On Monday June 5, US Commerce Secretary Wilbur Ross spoke to the assembly.  “This administration recognizes the power of travel as an enabling platform for business, a gateway to education, and a bridge to bring people together,” he said in his keynote address, speaking to an industry that as Travel Weekly reported “is clearly concerned about a potential downturn in visitors.” .

Yet the same morning, Trump went on another of his famous Twitter rants, blaming his own Justice Department for wimping out on his so-called Travel Ban — which at various times by various administration spokespeople has been a “Not Travel Ban.”

The contrast between the President and his own appointed Commerce Secretary could not have been more striking. The obvious contradiction was the talk of the IPW conference with  foreign journalists asking why citizens from Brazil or Mexico or Britain should want to visit and face the hassles. Numerous foreign delegates I spoke with expressed astonishment that the president of the United States could say and do things so counterproductive to promoting us tourism.  “How do you get consumers to believe they are really welcome here?” one foreign journalist asked.

“This is a long game,” Dow told the skeptical press. “The most valuable voice is the person who was here yesterday,” he said. “We separate politics from place.”

Tourism is a big and growing part of the US Economy–a $250 billion industry employing 15 million Americans.  This summer, many tourist destinations are suffering because Congress slashed the number of  H-2B visas by half. These visas allow for seasonal jobs in many tourism destinations which depend on them .
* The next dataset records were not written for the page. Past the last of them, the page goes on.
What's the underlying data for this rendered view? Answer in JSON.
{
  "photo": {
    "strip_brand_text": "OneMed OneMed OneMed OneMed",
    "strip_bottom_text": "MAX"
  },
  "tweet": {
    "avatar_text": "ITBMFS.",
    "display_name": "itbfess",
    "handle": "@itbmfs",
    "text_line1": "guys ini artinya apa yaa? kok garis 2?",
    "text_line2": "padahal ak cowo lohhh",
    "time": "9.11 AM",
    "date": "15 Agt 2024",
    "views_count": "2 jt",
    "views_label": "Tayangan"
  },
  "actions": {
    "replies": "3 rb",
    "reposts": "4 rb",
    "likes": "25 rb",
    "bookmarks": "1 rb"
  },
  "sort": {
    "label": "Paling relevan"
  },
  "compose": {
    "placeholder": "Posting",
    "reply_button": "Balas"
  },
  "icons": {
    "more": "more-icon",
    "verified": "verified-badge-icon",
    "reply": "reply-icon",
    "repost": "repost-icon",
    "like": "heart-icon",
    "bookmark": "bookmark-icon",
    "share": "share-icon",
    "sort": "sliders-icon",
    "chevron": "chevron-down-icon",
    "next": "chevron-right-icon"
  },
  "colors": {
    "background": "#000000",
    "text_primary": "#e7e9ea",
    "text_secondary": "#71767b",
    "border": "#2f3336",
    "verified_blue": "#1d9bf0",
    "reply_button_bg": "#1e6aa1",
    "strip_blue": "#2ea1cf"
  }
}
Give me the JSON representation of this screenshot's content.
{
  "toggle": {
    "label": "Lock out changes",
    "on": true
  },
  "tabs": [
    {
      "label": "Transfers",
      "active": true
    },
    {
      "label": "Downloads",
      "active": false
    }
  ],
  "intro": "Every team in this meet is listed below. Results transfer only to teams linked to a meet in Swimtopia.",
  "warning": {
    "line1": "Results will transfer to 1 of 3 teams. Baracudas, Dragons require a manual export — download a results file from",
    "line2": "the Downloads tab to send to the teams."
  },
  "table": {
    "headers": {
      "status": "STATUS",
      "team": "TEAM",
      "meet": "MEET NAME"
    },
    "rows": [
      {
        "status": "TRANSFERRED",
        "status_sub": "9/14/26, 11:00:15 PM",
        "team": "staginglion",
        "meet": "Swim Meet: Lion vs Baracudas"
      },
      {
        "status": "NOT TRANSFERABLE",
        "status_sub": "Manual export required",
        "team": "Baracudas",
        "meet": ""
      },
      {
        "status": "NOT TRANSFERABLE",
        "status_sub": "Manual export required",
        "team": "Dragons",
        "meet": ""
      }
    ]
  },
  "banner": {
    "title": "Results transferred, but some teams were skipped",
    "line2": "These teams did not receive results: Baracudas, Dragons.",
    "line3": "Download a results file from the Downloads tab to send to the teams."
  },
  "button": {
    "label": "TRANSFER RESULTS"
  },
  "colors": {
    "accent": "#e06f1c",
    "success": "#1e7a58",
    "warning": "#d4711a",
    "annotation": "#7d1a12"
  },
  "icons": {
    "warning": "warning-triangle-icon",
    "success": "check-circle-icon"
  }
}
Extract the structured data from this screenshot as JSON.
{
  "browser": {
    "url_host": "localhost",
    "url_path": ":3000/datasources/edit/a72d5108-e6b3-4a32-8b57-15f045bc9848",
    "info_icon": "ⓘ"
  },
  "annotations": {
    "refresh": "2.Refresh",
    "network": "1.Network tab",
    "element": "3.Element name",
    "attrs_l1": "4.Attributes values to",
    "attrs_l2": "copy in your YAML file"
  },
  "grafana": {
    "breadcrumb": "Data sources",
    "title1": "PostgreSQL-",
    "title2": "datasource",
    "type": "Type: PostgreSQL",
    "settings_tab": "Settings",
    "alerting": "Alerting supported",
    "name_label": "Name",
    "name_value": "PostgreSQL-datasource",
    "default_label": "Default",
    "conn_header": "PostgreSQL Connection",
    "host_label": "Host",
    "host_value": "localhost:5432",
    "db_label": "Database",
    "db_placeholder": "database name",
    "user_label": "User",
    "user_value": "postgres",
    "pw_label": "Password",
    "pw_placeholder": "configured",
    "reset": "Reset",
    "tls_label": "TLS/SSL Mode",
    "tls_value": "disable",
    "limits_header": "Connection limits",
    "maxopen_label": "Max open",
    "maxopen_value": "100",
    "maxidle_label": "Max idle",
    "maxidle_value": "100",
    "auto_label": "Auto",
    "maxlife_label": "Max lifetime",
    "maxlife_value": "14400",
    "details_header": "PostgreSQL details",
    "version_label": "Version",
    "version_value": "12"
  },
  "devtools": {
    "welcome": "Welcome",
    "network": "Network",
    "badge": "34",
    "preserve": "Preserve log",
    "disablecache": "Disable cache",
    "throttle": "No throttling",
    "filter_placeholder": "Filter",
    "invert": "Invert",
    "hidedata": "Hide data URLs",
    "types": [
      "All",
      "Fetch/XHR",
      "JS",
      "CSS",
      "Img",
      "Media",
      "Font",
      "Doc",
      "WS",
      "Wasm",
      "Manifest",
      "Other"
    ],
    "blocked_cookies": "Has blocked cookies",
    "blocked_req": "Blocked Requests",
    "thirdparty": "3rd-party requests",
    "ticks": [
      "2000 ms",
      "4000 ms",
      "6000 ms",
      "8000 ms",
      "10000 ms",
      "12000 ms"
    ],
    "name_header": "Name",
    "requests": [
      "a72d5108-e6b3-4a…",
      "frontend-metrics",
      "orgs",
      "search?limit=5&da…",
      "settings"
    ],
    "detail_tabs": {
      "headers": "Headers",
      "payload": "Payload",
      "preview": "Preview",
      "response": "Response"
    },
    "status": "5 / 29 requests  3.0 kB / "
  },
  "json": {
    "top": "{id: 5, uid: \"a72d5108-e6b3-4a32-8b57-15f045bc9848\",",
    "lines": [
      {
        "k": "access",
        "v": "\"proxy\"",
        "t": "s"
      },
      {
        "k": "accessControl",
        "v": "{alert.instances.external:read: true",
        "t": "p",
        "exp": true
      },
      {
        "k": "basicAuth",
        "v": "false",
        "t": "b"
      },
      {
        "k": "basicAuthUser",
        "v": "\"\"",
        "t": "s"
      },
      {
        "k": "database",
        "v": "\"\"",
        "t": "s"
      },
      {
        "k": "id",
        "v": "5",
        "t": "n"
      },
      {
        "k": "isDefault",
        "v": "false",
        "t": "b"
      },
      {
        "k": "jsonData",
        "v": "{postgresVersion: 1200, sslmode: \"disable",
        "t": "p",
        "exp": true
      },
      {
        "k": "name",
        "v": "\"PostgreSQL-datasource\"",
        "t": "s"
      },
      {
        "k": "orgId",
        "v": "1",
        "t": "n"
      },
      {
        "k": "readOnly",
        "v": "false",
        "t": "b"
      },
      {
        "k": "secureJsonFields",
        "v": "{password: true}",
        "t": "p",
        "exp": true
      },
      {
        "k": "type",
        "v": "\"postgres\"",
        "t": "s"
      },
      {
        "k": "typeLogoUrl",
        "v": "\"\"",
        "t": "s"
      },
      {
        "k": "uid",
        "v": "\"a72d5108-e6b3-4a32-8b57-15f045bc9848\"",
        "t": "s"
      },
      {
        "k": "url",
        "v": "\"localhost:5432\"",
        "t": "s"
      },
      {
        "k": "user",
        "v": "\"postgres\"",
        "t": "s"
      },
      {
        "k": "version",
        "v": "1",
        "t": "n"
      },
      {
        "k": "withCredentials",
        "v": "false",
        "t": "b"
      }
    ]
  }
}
Trump himself benefits from tourism.  We all do. So does the president really want to kill it?